267 Bruce to Curtin

Cablegram 146A LONDON, 1 September 1943

My telegram No. 144A. [1] In view of the importance of food both during the war and post-war period the organisation dealing with it is of first moment.

In considering the two proposals now under consideration, namely (a) an all-powerful body in Washington, or (b) two parallel bodies of equal status in Washington and London working in the closest co-operation it is necessary to visualise the task that confronts such an organisation.

This it is difficult to do as up to the present there has been little clarification of thought either here or in Washington as to the relations of the Food organisation with UNRRA [2] and the interim commission consequent on Hot Springs. [3]

When this clarification comes it seems to me it will show that the Food organisation must continue until the end of the war both in Europe and the Far East. It must of course work in the closest co- operation with UNRRA but until the war is over the task of ensuring and allotting the food supplies necessary to provide for the armed forces and civilian populations of the United Nations will in my view remain in the hands of the organisation that has been progressively built up to deal with the food problem. I even go further and feel that when the Pacific war is over the food situation will be such that method of allocation will have to be maintained for some time and the Food organisation having functioned to the end of the war will be continued as the most convenient instrument until a permanent organisation is in a position to implement the decisions of the Hot Springs Conference.

This however is perhaps more long-range speculation than is necessary.

From the above it is clear that in my view the Food organisation is likely to endure and play a considerable role. The greatest importance therefore attaches to the decisions now to be taken.

While the idea put forward by the Americans i.e. supreme authority in Washington appears logical, I have grave doubts of its wisdom.

My grounds for this view are (1) It would tend to become unwieldy. If representation was accorded to Canada, Australia and New Zealand, South Africa and India would demand similar treatment.

South America or other producer countries would be added as contemplated by the American proposal and consuming countries would also demand representation.

(2) A large body of this character sitting in Washington would almost inevitably be subjected to political pressure and the influence of the American press upon it is a factor that cannot be ignored.

(3) The performance of American administration in handling national and international economic questions has not been such as to encourage the idea of centring all authority with regard to food in Washington.

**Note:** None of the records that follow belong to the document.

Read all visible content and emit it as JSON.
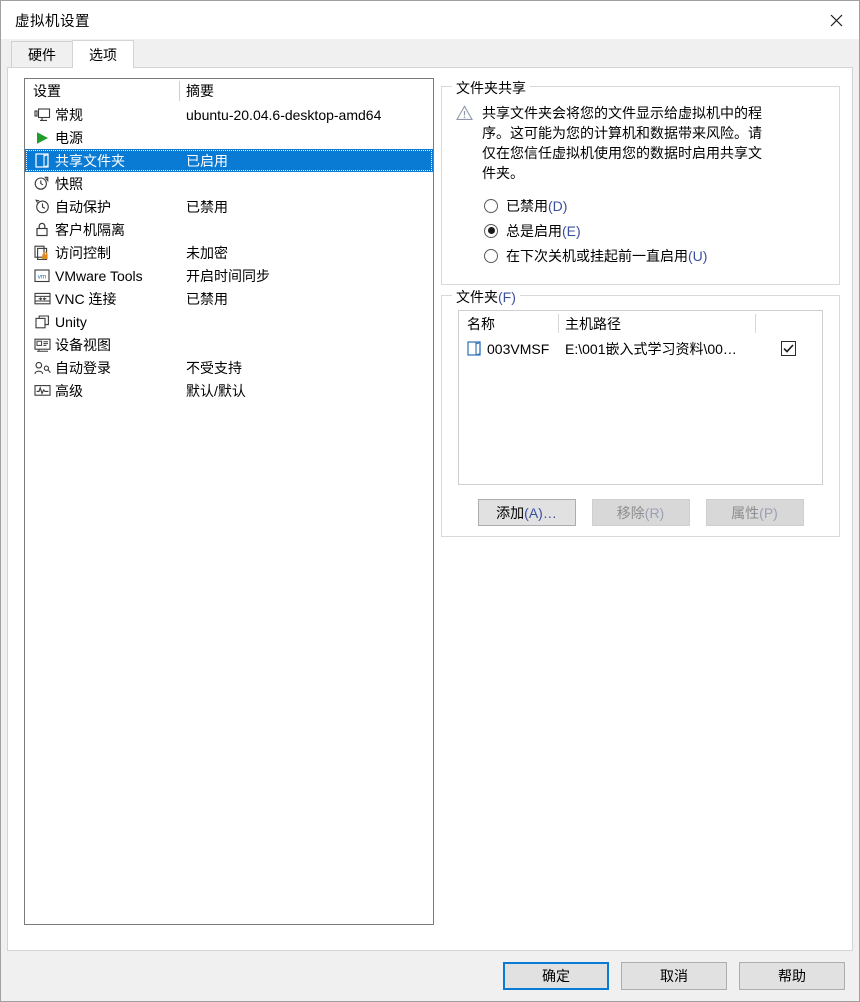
{
  "window": {
    "title": "虚拟机设置",
    "close_icon": "close-icon"
  },
  "tabs": [
    {
      "label": "硬件",
      "active": false
    },
    {
      "label": "选项",
      "active": true
    }
  ],
  "settings_list": {
    "headers": {
      "name": "设置",
      "summary": "摘要"
    },
    "rows": [
      {
        "icon": "monitor-icon",
        "label": "常规",
        "summary": "ubuntu-20.04.6-desktop-amd64",
        "selected": false
      },
      {
        "icon": "power-play-icon",
        "label": "电源",
        "summary": "",
        "selected": false
      },
      {
        "icon": "shared-folder-icon",
        "label": "共享文件夹",
        "summary": "已启用",
        "selected": true
      },
      {
        "icon": "snapshot-icon",
        "label": "快照",
        "summary": "",
        "selected": false
      },
      {
        "icon": "autoprotect-icon",
        "label": "自动保护",
        "summary": "已禁用",
        "selected": false
      },
      {
        "icon": "lock-icon",
        "label": "客户机隔离",
        "summary": "",
        "selected": false
      },
      {
        "icon": "access-control-icon",
        "label": "访问控制",
        "summary": "未加密",
        "selected": false
      },
      {
        "icon": "vmware-tools-icon",
        "label": "VMware Tools",
        "summary": "开启时间同步",
        "selected": false
      },
      {
        "icon": "vnc-icon",
        "label": "VNC 连接",
        "summary": "已禁用",
        "selected": false
      },
      {
        "icon": "unity-icon",
        "label": "Unity",
        "summary": "",
        "selected": false
      },
      {
        "icon": "device-view-icon",
        "label": "设备视图",
        "summary": "",
        "selected": false
      },
      {
        "icon": "auto-login-icon",
        "label": "自动登录",
        "summary": "不受支持",
        "selected": false
      },
      {
        "icon": "advanced-icon",
        "label": "高级",
        "summary": "默认/默认",
        "selected": false
      }
    ]
  },
  "folder_sharing": {
    "group_title": "文件夹共享",
    "warning_icon": "warning-triangle-icon",
    "warning_text": "共享文件夹会将您的文件显示给虚拟机中的程序。这可能为您的计算机和数据带来风险。请仅在您信任虚拟机使用您的数据时启用共享文件夹。",
    "options": [
      {
        "label": "已禁用",
        "accel": "(D)",
        "selected": false
      },
      {
        "label": "总是启用",
        "accel": "(E)",
        "selected": true
      },
      {
        "label": "在下次关机或挂起前一直启用",
        "accel": "(U)",
        "selected": false
      }
    ]
  },
  "folders": {
    "group_title": "文件夹",
    "group_accel": "(F)",
    "headers": {
      "name": "名称",
      "host_path": "主机路径"
    },
    "rows": [
      {
        "icon": "shared-folder-icon",
        "name": "003VMSF",
        "host_path": "E:\\001嵌入式学习资料\\00…",
        "enabled": true
      }
    ],
    "buttons": [
      {
        "label": "添加",
        "accel": "(A)…",
        "disabled": false,
        "name": "add-folder-button"
      },
      {
        "label": "移除",
        "accel": "(R)",
        "disabled": true,
        "name": "remove-folder-button"
      },
      {
        "label": "属性",
        "accel": "(P)",
        "disabled": true,
        "name": "folder-properties-button"
      }
    ]
  },
  "footer": {
    "ok": "确定",
    "cancel": "取消",
    "help": "帮助"
  },
  "colors": {
    "selection": "#0a7bd4",
    "accent_text": "#3b4fa0",
    "folder_icon": "#2a6fb5",
    "power_green": "#1f9d2a",
    "lock_orange": "#e88a1a"
  }
}
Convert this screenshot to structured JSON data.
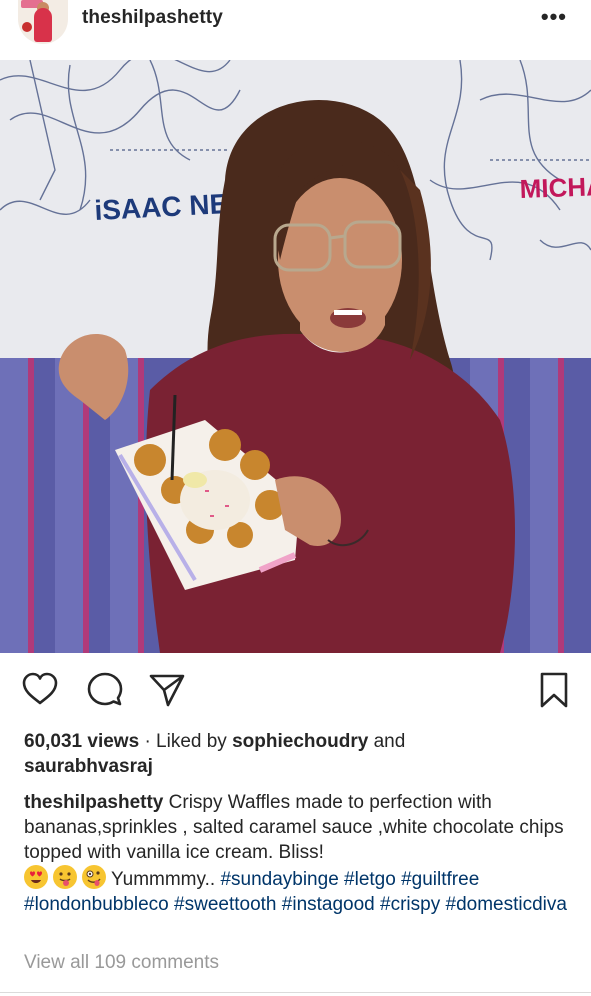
{
  "header": {
    "username": "theshilpashetty",
    "more_label": "•••"
  },
  "media": {
    "wall_names": [
      "iSAAC NEW",
      "MICHA"
    ]
  },
  "actions": {
    "icons": [
      "heart-icon",
      "comment-icon",
      "share-icon",
      "bookmark-icon"
    ]
  },
  "stats": {
    "views": "60,031 views",
    "liked_by_prefix": "· Liked by",
    "liked_user": "sophiechoudry",
    "and": "and",
    "liked_user_2": "saurabhvasraj"
  },
  "caption": {
    "username": "theshilpashetty",
    "text_1": "Crispy Waffles made to perfection with bananas,sprinkles , salted caramel sauce ,white chocolate chips topped with vanilla ice cream. Bliss!",
    "emojis": [
      "heart-eyes-emoji",
      "tongue-out-emoji",
      "zany-face-emoji"
    ],
    "text_2": "Yummmmy..",
    "hashtags": [
      "#sundaybinge",
      "#letgo",
      "#guiltfree",
      "#londonbubbleco",
      "#sweettooth",
      "#instagood",
      "#crispy",
      "#domesticdiva"
    ]
  },
  "comments": {
    "view_all": "View all 109 comments"
  },
  "colors": {
    "text": "#262626",
    "hashtag": "#003569",
    "muted": "#999999"
  }
}
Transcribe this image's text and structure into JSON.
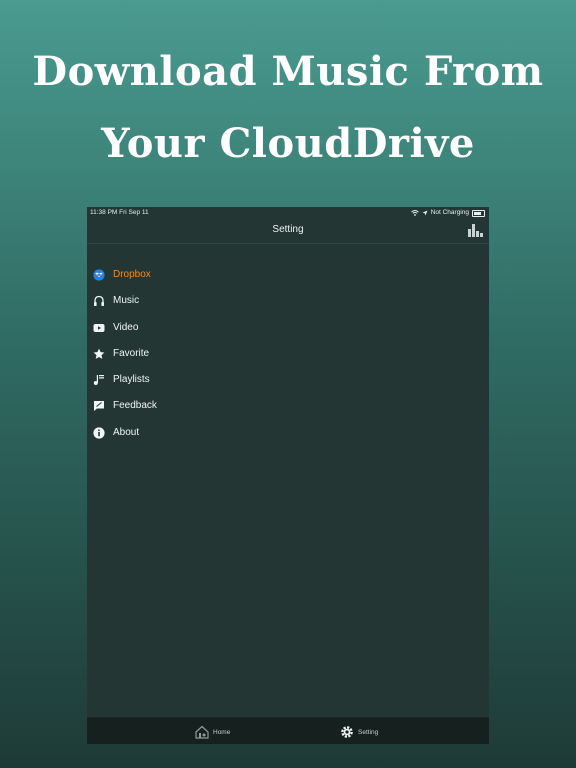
{
  "headline": {
    "line1": "Download Music From",
    "line2": "Your CloudDrive"
  },
  "status_bar": {
    "time_date": "11:38 PM   Fri Sep 11",
    "battery_status": "Not Charging"
  },
  "nav": {
    "title": "Setting"
  },
  "menu": {
    "items": [
      {
        "label": "Dropbox",
        "icon": "dropbox-icon",
        "active": true
      },
      {
        "label": "Music",
        "icon": "headphones-icon"
      },
      {
        "label": "Video",
        "icon": "video-icon"
      },
      {
        "label": "Favorite",
        "icon": "star-icon"
      },
      {
        "label": "Playlists",
        "icon": "playlist-icon"
      },
      {
        "label": "Feedback",
        "icon": "feedback-icon"
      },
      {
        "label": "About",
        "icon": "info-icon"
      }
    ]
  },
  "tabbar": {
    "home_label": "Home",
    "setting_label": "Setting"
  },
  "colors": {
    "active": "#f08a28",
    "dropbox_blue": "#2d7fd8",
    "panel": "#243634"
  }
}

The major point however that will have to be dealt with by the Food organisation is the certainty of an increasing world shortage of food which will necessitate the stimulation of production and the continuance of rationing in some countries e.g. the United Kingdom and greater sacrifices by others e.g. the United States.

With regard to stimulation of production I believe this will best be achieved by the continuance of existing methods, that is by contracts between individual countries e.g. the United Kingdom and Australia.

With regard to continued rationing and increased sacrifices I think the system of parallel Boards in Washington and London would give the best results. A practical point is that Woolton is strongly opposed to the United States suggestion and in view of the weight and confidence he carries as a result of his successful administration the United Kingdom Government will not agree to the United States proposals. Woolton's attitude I am convinced is actuated by a sincere conviction that the system of the two parallel authorities is not only best in the interests of the United Kingdom but of the British Empire as a whole.

The United Kingdom is our primary market and our major trade channels and connections have been established with her. Balancing all the arguments I feel we should support the strengthening of the London Food Board and indicate our preference for that arrangement over the proposal now put forward by the United States.

It is very desirable that you should send your views immediately as if the American proposal is not to be accepted it is essential this should be made clear at the earliest possible moment.

BRUCE

1 Dispatched 28 August. On file AA:M100, August 1943.

2 United Nations Relief and Rehabilitation Administration.

3 See Document 215.

[AA:M100, SEPTEMBER 1943]